What the task asks →
Return only the number of lines in the entries below that hold the word "catalogo".

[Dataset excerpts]
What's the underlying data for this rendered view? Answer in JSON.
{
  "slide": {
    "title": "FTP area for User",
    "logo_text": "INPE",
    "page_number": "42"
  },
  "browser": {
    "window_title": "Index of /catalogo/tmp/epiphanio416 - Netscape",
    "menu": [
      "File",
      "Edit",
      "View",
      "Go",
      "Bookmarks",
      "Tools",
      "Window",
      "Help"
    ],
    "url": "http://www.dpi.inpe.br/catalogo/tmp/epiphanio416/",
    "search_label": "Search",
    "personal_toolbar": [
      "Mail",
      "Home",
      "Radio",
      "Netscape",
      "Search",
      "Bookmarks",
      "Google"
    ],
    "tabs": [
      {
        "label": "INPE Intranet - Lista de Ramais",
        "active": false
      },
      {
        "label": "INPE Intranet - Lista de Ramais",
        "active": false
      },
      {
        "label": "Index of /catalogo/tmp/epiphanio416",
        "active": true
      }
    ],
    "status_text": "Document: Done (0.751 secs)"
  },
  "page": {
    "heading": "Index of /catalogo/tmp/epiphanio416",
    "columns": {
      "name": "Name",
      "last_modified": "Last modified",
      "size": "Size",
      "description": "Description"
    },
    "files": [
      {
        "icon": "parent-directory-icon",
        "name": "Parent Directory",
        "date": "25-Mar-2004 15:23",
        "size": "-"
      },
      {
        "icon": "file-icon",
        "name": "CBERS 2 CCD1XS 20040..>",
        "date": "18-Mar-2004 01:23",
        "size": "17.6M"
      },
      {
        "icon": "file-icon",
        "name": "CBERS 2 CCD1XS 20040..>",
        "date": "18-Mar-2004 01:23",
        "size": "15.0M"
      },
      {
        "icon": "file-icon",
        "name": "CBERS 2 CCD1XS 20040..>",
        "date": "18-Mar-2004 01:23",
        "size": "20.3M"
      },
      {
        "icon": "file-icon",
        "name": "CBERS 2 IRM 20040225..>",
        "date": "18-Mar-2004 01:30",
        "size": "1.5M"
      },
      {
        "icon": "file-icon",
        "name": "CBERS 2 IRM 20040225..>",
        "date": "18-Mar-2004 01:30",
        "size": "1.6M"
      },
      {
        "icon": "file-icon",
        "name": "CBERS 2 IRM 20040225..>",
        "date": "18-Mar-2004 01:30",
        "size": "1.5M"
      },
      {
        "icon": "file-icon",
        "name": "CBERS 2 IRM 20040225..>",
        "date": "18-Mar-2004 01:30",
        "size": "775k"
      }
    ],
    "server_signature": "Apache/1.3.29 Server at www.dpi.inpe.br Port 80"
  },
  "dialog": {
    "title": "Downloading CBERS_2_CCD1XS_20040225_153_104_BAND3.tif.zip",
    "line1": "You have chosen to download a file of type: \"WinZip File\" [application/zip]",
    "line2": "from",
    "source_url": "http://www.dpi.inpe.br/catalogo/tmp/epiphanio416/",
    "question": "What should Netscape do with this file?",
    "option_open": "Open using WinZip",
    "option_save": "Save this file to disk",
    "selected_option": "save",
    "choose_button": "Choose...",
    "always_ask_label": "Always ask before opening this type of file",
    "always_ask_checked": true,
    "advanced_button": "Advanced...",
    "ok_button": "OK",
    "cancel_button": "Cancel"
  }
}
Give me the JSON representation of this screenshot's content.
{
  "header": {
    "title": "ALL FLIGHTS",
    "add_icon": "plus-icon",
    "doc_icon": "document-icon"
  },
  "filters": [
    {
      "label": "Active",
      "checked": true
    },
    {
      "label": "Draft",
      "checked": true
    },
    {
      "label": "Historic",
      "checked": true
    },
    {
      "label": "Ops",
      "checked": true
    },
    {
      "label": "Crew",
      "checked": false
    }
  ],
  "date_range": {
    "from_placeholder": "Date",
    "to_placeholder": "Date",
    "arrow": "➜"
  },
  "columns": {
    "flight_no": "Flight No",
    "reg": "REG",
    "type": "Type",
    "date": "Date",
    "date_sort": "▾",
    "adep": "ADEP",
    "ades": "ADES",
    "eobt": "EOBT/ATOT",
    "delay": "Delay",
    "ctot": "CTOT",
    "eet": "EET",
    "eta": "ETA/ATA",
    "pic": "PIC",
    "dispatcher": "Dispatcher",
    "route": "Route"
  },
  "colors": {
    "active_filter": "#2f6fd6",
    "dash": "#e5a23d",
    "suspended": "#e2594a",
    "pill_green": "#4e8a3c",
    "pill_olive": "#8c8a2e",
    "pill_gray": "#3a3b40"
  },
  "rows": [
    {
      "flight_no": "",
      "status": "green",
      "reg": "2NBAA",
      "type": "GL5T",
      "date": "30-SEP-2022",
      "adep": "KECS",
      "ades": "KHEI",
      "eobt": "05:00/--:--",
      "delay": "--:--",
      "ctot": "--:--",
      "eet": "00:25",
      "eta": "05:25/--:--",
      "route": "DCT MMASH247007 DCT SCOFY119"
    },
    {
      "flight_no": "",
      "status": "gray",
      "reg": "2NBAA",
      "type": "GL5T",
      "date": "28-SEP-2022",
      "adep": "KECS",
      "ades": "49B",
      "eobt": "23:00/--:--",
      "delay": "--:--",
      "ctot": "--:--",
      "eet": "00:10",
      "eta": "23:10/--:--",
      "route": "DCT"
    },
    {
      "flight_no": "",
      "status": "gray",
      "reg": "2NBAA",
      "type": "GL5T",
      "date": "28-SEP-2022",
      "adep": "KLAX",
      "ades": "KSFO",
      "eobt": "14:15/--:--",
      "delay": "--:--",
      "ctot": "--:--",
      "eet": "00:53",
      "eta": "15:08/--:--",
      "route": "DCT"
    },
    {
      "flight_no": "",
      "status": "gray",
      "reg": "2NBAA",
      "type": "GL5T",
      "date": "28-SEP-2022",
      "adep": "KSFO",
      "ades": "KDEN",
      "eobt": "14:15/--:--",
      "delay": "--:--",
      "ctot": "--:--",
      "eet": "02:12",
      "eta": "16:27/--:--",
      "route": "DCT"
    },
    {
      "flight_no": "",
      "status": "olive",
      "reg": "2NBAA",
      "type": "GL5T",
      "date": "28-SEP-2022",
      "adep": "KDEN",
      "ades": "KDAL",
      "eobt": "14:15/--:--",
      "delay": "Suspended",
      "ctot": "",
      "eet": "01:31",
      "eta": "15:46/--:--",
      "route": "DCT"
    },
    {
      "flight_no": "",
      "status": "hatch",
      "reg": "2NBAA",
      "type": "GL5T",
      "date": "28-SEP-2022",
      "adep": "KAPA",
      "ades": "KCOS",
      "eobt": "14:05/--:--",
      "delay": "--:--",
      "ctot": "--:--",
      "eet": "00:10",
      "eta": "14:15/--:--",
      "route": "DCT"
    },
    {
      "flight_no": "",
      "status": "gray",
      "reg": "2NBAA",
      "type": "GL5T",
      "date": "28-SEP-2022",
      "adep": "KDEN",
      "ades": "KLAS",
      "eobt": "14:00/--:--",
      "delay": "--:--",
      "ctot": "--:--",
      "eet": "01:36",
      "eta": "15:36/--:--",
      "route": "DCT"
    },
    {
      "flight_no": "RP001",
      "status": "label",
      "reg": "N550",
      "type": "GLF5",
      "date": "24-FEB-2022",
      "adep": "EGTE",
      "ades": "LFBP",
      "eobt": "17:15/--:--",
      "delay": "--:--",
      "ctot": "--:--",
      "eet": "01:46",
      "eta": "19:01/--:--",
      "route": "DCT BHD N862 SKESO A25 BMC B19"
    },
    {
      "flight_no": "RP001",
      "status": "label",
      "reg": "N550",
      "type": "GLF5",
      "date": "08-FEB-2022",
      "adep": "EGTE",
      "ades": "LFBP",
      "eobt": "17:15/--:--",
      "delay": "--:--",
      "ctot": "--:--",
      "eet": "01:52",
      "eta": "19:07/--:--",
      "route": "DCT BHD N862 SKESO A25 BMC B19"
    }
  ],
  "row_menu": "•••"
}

Output below →
5